Segment Start: Data to use

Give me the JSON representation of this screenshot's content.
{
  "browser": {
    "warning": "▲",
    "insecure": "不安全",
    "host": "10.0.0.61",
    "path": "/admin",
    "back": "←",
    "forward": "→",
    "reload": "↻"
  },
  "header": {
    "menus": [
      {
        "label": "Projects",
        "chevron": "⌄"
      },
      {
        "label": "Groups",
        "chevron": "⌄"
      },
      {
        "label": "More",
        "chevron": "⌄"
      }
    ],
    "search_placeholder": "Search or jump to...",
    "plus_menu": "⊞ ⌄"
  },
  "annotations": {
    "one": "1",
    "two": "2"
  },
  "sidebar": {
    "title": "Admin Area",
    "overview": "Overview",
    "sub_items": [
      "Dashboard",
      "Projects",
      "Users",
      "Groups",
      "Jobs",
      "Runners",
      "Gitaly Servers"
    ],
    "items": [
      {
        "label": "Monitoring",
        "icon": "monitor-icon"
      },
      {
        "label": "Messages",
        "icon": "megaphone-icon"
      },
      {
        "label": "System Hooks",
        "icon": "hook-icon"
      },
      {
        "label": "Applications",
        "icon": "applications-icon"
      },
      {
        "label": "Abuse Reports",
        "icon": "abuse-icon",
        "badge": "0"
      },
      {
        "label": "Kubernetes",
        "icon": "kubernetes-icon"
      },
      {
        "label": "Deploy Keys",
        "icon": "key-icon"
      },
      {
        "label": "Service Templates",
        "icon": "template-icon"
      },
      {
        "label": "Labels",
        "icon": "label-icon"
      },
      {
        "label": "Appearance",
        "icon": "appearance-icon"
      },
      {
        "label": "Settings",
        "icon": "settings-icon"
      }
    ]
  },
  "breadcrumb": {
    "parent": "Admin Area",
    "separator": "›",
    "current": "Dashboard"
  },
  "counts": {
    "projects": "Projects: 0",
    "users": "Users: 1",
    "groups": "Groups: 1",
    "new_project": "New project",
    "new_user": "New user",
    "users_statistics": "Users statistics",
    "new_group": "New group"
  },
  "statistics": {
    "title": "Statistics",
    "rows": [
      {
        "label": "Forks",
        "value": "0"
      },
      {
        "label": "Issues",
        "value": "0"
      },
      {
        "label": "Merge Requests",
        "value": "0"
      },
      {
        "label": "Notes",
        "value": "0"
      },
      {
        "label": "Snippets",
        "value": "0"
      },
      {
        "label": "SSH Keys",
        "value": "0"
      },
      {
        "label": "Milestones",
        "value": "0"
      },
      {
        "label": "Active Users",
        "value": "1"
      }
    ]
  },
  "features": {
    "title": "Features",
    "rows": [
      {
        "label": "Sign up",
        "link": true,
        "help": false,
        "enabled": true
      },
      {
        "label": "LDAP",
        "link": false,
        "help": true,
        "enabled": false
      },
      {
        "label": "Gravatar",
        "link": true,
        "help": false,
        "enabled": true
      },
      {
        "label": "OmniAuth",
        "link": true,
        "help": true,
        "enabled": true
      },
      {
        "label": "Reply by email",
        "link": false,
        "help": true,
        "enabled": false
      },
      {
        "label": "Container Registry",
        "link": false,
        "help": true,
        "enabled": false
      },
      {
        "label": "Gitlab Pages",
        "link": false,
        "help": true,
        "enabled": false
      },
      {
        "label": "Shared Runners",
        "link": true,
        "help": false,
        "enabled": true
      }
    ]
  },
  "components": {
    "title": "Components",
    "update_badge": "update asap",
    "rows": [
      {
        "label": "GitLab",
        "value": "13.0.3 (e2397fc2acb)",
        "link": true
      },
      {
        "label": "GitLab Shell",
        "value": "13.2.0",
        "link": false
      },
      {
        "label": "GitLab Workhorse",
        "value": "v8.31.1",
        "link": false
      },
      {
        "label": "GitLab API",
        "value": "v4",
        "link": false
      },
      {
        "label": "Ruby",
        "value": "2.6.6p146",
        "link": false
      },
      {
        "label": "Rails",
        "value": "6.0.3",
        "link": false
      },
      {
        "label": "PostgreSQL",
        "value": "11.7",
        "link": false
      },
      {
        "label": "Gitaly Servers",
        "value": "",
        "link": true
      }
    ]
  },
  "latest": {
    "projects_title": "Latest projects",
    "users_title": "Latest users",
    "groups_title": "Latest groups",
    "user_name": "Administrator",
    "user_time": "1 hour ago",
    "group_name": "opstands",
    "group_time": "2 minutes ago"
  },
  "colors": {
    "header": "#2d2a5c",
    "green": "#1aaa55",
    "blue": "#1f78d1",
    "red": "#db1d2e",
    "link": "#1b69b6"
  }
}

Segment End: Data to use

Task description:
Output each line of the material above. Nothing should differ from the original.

Solution to this exercise:
Give me the JSON representation of this screenshot's content.
{
  "browser": {
    "warning": "▲",
    "insecure": "不安全",
    "host": "10.0.0.61",
    "path": "/admin",
    "back": "←",
    "forward": "→",
    "reload": "↻"
  },
  "header": {
    "menus": [
      {
        "label": "Projects",
        "chevron": "⌄"
      },
      {
        "label": "Groups",
        "chevron": "⌄"
      },
      {
        "label": "More",
        "chevron": "⌄"
      }
    ],
    "search_placeholder": "Search or jump to...",
    "plus_menu": "⊞ ⌄"
  },
  "annotations": {
    "one": "1",
    "two": "2"
  },
  "sidebar": {
    "title": "Admin Area",
    "overview": "Overview",
    "sub_items": [
      "Dashboard",
      "Projects",
      "Users",
      "Groups",
      "Jobs",
      "Runners",
      "Gitaly Servers"
    ],
    "items": [
      {
        "label": "Monitoring",
        "icon": "monitor-icon"
      },
      {
        "label": "Messages",
        "icon": "megaphone-icon"
      },
      {
        "label": "System Hooks",
        "icon": "hook-icon"
      },
      {
        "label": "Applications",
        "icon": "applications-icon"
      },
      {
        "label": "Abuse Reports",
        "icon": "abuse-icon",
        "badge": "0"
      },
      {
        "label": "Kubernetes",
        "icon": "kubernetes-icon"
      },
      {
        "label": "Deploy Keys",
        "icon": "key-icon"
      },
      {
        "label": "Service Templates",
        "icon": "template-icon"
      },
      {
        "label": "Labels",
        "icon": "label-icon"
      },
      {
        "label": "Appearance",
        "icon": "appearance-icon"
      },
      {
        "label": "Settings",
        "icon": "settings-icon"
      }
    ]
  },
  "breadcrumb": {
    "parent": "Admin Area",
    "separator": "›",
    "current": "Dashboard"
  },
  "counts": {
    "projects": "Projects: 0",
    "users": "Users: 1",
    "groups": "Groups: 1",
    "new_project": "New project",
    "new_user": "New user",
    "users_statistics": "Users statistics",
    "new_group": "New group"
  },
  "statistics": {
    "title": "Statistics",
    "rows": [
      {
        "label": "Forks",
        "value": "0"
      },
      {
        "label": "Issues",
        "value": "0"
      },
      {
        "label": "Merge Requests",
        "value": "0"
      },
      {
        "label": "Notes",
        "value": "0"
      },
      {
        "label": "Snippets",
        "value": "0"
      },
      {
        "label": "SSH Keys",
        "value": "0"
      },
      {
        "label": "Milestones",
        "value": "0"
      },
      {
        "label": "Active Users",
        "value": "1"
      }
    ]
  },
  "features": {
    "title": "Features",
    "rows": [
      {
        "label": "Sign up",
        "link": true,
        "help": false,
        "enabled": true
      },
      {
        "label": "LDAP",
        "link": false,
        "help": true,
        "enabled": false
      },
      {
        "label": "Gravatar",
        "link": true,
        "help": false,
        "enabled": true
      },
      {
        "label": "OmniAuth",
        "link": true,
        "help": true,
        "enabled": true
      },
      {
        "label": "Reply by email",
        "link": false,
        "help": true,
        "enabled": false
      },
      {
        "label": "Container Registry",
        "link": false,
        "help": true,
        "enabled": false
      },
      {
        "label": "Gitlab Pages",
        "link": false,
        "help": true,
        "enabled": false
      },
      {
        "label": "Shared Runners",
        "link": true,
        "help": false,
        "enabled": true
      }
    ]
  },
  "components": {
    "title": "Components",
    "update_badge": "update asap",
    "rows": [
      {
        "label": "GitLab",
        "value": "13.0.3 (e2397fc2acb)",
        "link": true
      },
      {
        "label": "GitLab Shell",
        "value": "13.2.0",
        "link": false
      },
      {
        "label": "GitLab Workhorse",
        "value": "v8.31.1",
        "link": false
      },
      {
        "label": "GitLab API",
        "value": "v4",
        "link": false
      },
      {
        "label": "Ruby",
        "value": "2.6.6p146",
        "link": false
      },
      {
        "label": "Rails",
        "value": "6.0.3",
        "link": false
      },
      {
        "label": "PostgreSQL",
        "value": "11.7",
        "link": false
      },
      {
        "label": "Gitaly Servers",
        "value": "",
        "link": true
      }
    ]
  },
  "latest": {
    "projects_title": "Latest projects",
    "users_title": "Latest users",
    "groups_title": "Latest groups",
    "user_name": "Administrator",
    "user_time": "1 hour ago",
    "group_name": "opstands",
    "group_time": "2 minutes ago"
  },
  "colors": {
    "header": "#2d2a5c",
    "green": "#1aaa55",
    "blue": "#1f78d1",
    "red": "#db1d2e",
    "link": "#1b69b6"
  }
}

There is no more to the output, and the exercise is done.